Show only those lines of the entries where the string "Search" is found.

=== Dataset ===

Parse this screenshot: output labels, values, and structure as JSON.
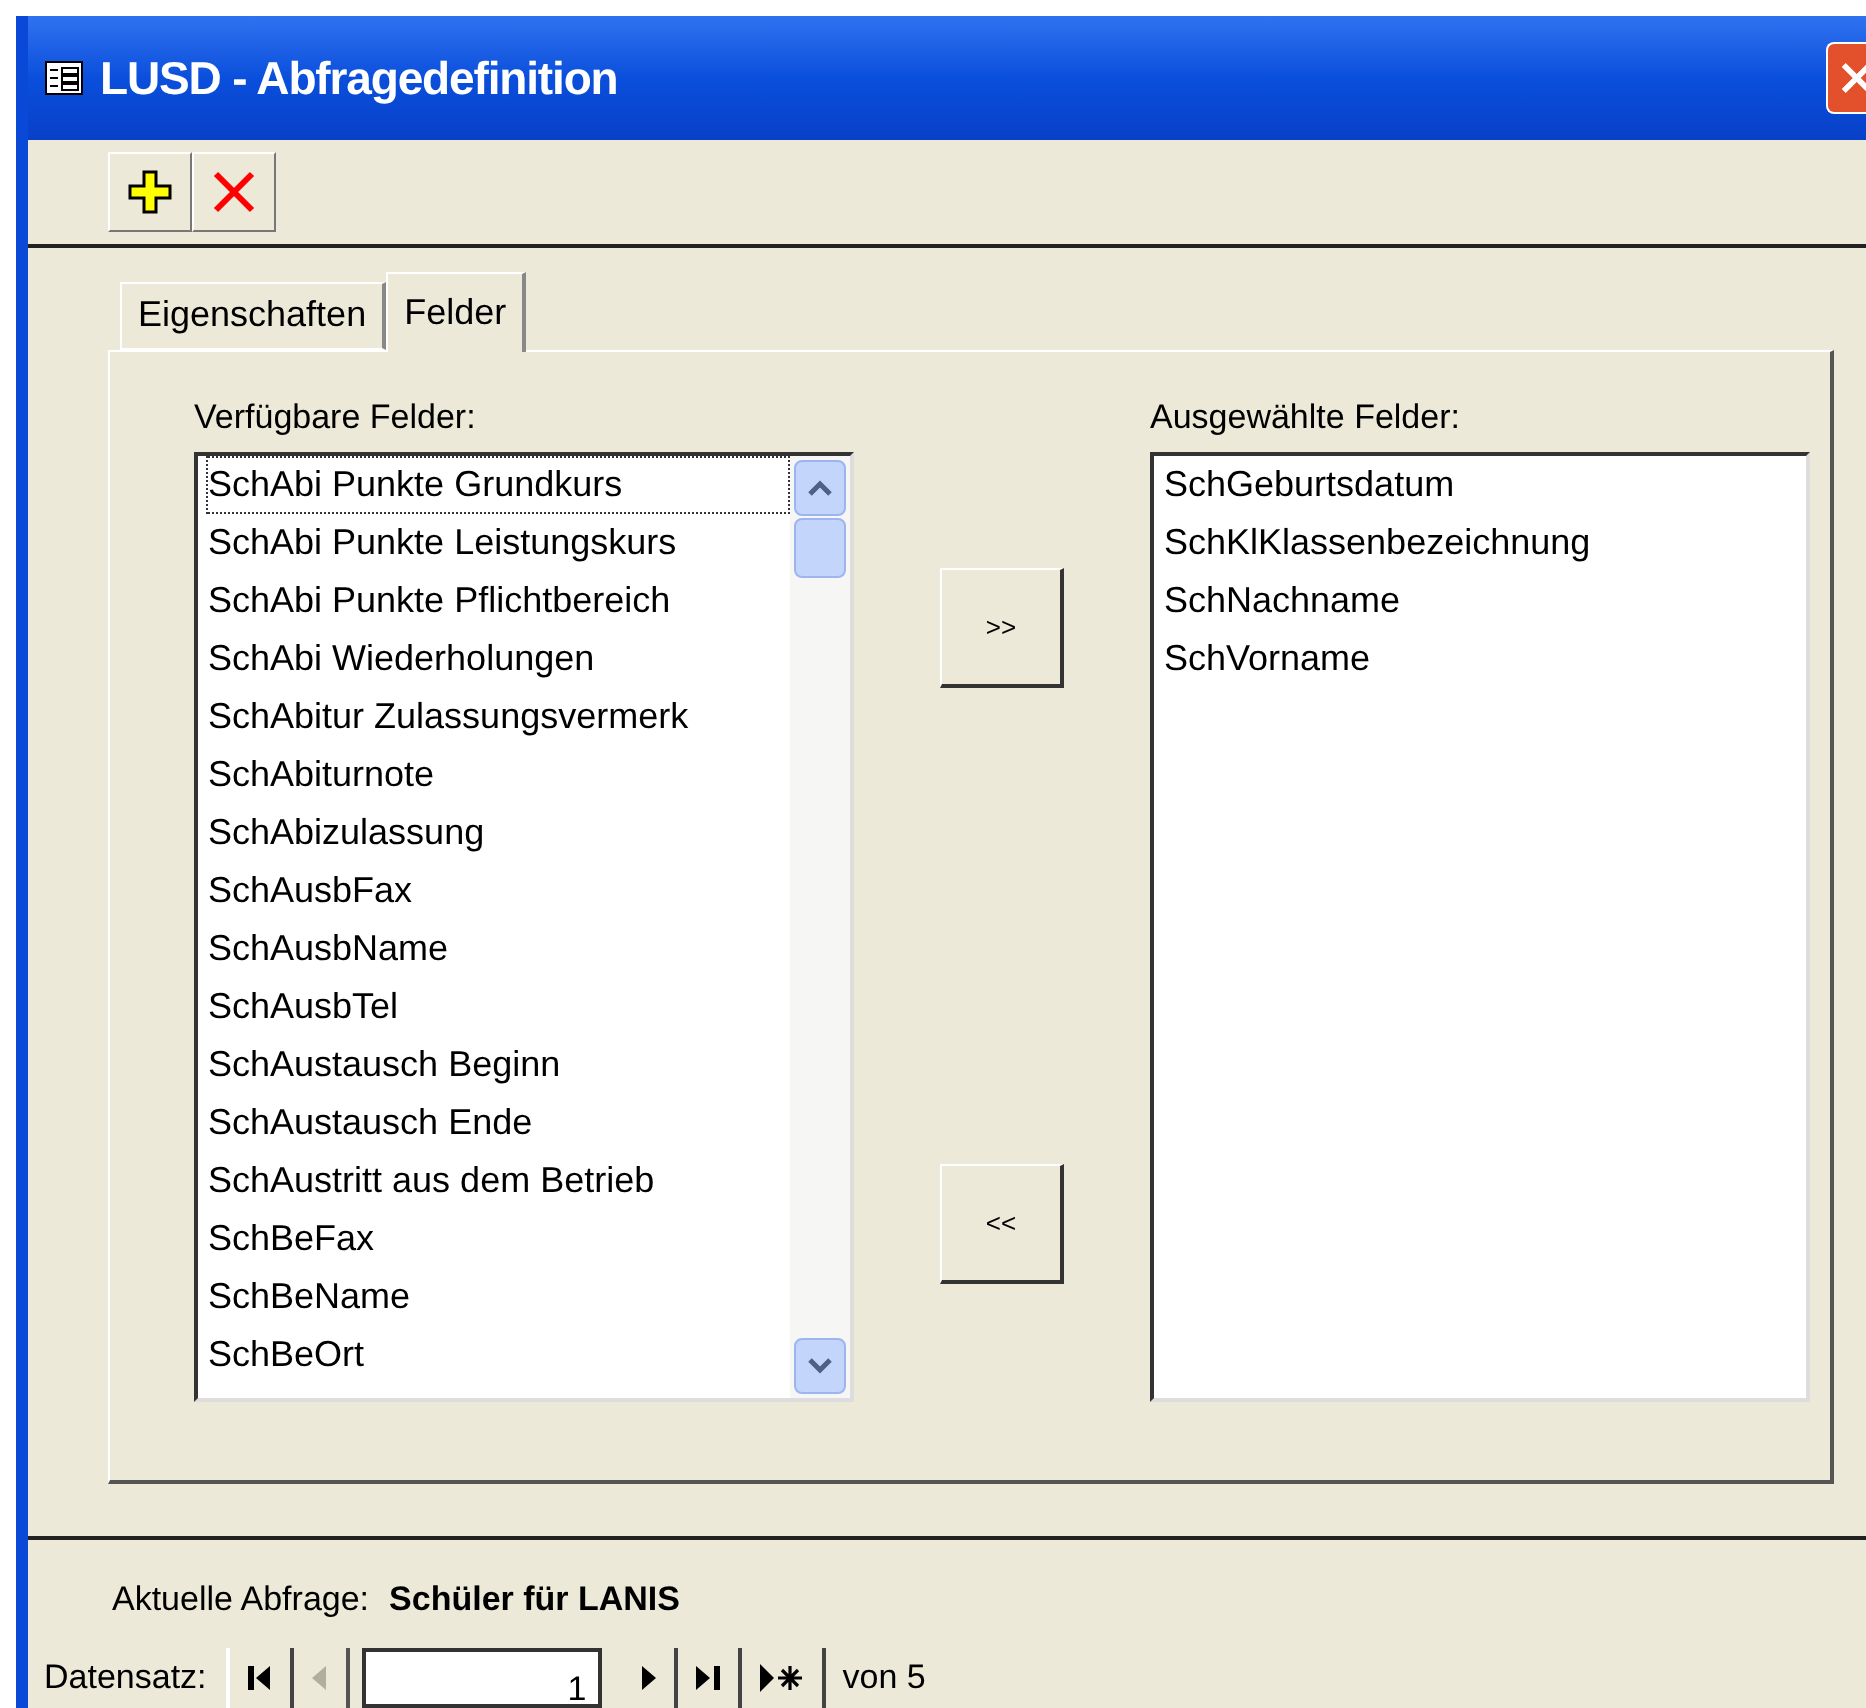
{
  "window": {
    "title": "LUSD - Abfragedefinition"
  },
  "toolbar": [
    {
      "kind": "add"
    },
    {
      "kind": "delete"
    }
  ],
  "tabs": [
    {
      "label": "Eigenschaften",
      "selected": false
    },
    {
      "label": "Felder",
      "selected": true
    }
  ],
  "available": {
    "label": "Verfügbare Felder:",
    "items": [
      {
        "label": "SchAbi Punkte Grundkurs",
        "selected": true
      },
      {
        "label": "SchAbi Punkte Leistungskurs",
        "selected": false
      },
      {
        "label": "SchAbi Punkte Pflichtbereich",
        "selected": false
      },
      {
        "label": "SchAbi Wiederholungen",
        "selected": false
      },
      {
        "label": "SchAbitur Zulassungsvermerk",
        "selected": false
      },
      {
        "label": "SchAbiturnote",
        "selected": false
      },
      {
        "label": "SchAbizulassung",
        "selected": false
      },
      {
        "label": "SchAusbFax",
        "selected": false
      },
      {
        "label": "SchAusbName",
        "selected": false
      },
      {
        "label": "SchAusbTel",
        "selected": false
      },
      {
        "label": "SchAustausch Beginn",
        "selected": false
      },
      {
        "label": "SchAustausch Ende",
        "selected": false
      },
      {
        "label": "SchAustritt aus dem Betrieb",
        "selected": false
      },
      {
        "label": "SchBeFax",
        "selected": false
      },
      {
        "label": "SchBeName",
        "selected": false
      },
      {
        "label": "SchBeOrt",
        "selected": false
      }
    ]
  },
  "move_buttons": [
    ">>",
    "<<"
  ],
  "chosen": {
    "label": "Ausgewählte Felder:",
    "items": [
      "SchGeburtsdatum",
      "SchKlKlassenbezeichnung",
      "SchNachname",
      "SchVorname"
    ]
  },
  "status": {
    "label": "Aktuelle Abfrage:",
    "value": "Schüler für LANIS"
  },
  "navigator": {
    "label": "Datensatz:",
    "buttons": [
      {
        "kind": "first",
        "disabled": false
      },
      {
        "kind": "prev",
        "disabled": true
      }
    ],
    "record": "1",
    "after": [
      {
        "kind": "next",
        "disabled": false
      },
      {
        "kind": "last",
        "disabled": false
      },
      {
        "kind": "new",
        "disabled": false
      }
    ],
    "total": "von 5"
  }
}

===
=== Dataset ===

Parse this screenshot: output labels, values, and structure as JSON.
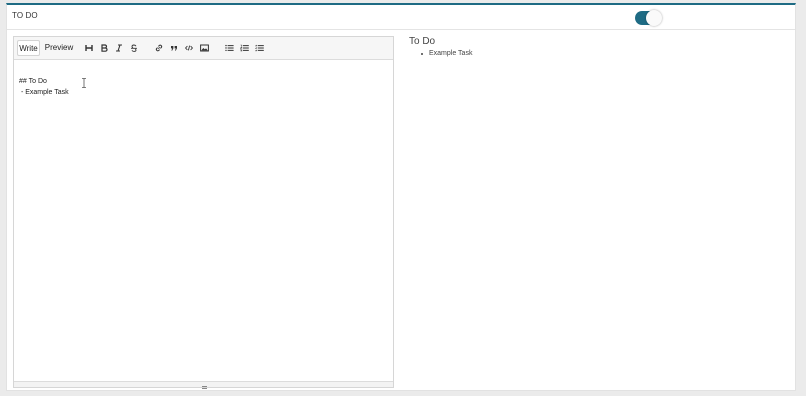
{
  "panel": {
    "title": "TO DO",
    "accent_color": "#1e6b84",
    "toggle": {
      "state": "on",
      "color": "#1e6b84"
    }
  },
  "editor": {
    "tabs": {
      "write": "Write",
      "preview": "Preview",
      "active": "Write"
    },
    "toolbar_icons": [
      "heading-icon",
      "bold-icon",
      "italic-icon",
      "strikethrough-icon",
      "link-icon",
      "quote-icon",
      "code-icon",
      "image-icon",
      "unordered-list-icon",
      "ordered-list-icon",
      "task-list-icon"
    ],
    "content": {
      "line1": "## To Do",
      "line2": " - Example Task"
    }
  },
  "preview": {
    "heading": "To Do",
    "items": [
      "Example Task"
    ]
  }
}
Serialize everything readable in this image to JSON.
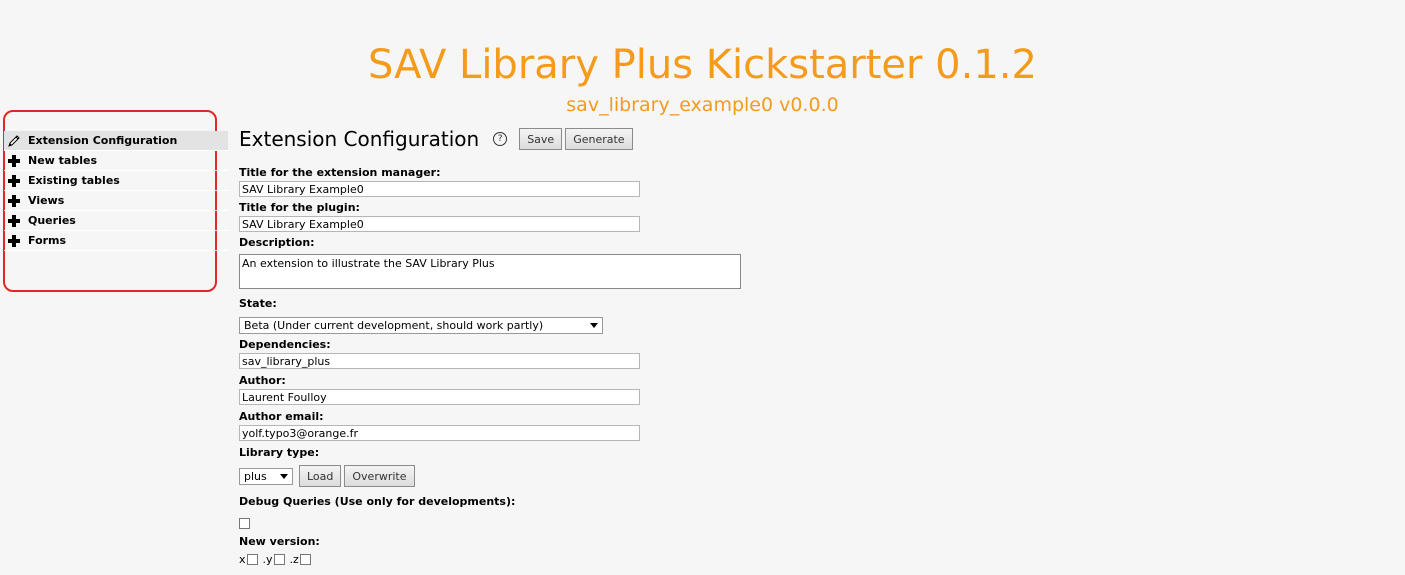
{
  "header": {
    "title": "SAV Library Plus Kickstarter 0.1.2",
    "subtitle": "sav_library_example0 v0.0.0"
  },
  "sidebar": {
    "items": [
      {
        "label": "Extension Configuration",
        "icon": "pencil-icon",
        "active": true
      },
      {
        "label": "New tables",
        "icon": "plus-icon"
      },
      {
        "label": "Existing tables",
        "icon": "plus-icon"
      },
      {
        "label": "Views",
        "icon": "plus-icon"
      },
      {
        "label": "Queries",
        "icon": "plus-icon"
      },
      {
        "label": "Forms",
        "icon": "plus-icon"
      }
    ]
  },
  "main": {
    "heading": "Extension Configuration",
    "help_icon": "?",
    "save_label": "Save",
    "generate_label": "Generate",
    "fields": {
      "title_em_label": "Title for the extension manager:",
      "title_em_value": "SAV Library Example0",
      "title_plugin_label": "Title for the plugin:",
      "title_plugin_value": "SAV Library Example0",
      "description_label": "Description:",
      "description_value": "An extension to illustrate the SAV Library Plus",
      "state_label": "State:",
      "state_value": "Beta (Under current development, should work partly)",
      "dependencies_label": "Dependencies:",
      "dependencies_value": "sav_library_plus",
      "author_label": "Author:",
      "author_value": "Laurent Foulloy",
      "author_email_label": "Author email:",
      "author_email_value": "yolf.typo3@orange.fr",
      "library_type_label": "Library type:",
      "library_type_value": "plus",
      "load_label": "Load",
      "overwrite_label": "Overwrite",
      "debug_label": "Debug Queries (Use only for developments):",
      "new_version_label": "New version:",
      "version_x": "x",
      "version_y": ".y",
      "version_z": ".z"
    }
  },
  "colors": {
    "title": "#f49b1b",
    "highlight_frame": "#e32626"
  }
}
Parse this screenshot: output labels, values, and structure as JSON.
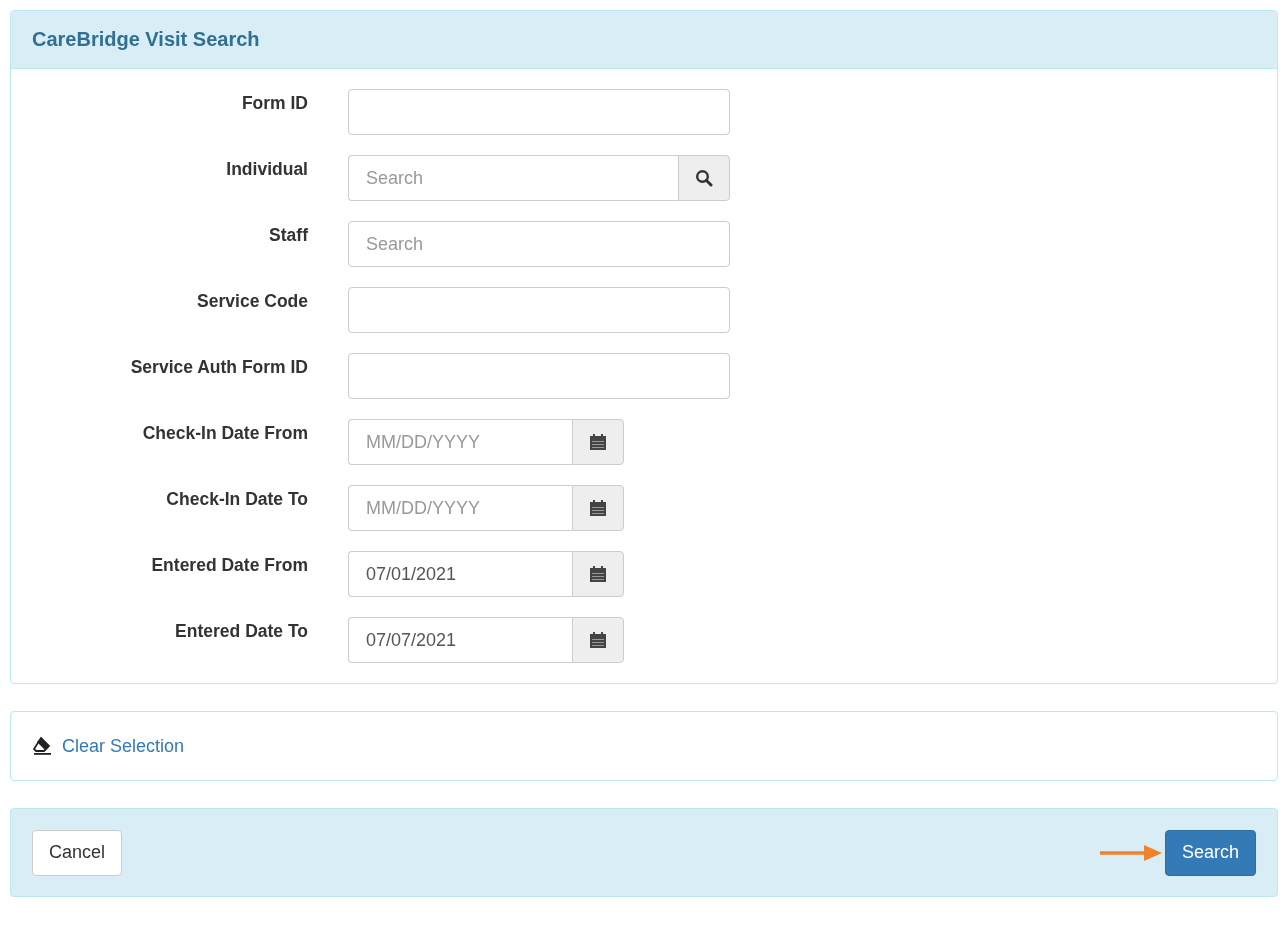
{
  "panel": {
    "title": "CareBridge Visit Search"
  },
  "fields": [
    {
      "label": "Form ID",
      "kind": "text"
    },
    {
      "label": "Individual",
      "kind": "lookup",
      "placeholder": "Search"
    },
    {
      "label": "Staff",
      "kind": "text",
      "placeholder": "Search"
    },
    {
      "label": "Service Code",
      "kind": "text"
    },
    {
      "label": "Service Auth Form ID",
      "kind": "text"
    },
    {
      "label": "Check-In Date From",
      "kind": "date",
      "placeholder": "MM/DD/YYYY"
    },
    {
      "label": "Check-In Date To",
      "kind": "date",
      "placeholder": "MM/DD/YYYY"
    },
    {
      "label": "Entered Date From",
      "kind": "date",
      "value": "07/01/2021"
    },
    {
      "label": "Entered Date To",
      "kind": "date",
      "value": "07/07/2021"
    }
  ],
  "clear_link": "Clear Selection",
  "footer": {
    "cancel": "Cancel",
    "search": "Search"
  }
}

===

● Output for this exercise
    "title": "CareBridge Visit Search"
      "placeholder": "Search"
      "placeholder": "Search"
    "search": "Search"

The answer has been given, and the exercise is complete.